(Interface dataset entries)

---+---

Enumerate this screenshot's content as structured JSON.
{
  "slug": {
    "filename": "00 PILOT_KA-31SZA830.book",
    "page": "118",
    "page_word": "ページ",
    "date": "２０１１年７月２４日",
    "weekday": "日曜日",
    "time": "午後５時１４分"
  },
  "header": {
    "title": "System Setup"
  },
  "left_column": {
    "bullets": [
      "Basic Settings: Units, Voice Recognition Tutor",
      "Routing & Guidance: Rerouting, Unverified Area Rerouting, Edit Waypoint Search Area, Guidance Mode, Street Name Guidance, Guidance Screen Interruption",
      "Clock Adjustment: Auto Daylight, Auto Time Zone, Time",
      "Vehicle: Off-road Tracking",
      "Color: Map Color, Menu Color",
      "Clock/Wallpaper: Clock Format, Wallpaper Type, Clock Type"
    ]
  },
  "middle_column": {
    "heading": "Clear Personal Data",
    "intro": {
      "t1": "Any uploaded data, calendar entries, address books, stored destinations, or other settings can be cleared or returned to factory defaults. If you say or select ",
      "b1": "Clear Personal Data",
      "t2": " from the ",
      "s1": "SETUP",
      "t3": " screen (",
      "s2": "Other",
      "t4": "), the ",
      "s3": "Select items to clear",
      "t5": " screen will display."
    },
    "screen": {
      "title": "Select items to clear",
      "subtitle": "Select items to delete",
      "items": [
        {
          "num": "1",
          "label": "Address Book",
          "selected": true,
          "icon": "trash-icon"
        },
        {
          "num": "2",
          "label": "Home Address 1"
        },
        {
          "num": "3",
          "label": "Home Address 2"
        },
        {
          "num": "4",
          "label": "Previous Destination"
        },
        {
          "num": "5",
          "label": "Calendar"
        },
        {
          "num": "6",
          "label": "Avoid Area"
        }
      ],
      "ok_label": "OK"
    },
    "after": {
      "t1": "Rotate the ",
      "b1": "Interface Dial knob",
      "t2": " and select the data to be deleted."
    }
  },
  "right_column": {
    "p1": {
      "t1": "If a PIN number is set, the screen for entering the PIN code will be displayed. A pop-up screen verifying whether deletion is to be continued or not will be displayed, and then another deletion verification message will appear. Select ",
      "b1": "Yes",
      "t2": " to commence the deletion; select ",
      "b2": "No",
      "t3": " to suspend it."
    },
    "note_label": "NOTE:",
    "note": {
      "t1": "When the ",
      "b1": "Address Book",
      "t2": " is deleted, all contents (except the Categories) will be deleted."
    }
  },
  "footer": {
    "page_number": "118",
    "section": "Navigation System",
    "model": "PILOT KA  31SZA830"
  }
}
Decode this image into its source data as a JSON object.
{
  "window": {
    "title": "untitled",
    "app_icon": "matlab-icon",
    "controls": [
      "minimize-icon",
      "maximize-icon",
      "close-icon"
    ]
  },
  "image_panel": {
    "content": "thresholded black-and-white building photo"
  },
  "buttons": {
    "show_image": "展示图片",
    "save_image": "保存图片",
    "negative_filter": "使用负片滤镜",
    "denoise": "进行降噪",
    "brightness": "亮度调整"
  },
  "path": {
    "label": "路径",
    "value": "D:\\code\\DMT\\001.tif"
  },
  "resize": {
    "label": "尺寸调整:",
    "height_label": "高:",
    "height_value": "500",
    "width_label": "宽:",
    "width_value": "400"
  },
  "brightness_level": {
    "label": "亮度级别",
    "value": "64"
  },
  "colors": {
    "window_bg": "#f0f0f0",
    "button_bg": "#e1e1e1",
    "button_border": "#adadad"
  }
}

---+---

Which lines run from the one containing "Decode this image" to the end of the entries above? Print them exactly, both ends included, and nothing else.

* _WRITTEN SOLUTION_:
Decode this image into its source data as a JSON object.
{
  "window": {
    "title": "untitled",
    "app_icon": "matlab-icon",
    "controls": [
      "minimize-icon",
      "maximize-icon",
      "close-icon"
    ]
  },
  "image_panel": {
    "content": "thresholded black-and-white building photo"
  },
  "buttons": {
    "show_image": "展示图片",
    "save_image": "保存图片",
    "negative_filter": "使用负片滤镜",
    "denoise": "进行降噪",
    "brightness": "亮度调整"
  },
  "path": {
    "label": "路径",
    "value": "D:\\code\\DMT\\001.tif"
  },
  "resize": {
    "label": "尺寸调整:",
    "height_label": "高:",
    "height_value": "500",
    "width_label": "宽:",
    "width_value": "400"
  },
  "brightness_level": {
    "label": "亮度级别",
    "value": "64"
  },
  "colors": {
    "window_bg": "#f0f0f0",
    "button_bg": "#e1e1e1",
    "button_border": "#adadad"
  }
}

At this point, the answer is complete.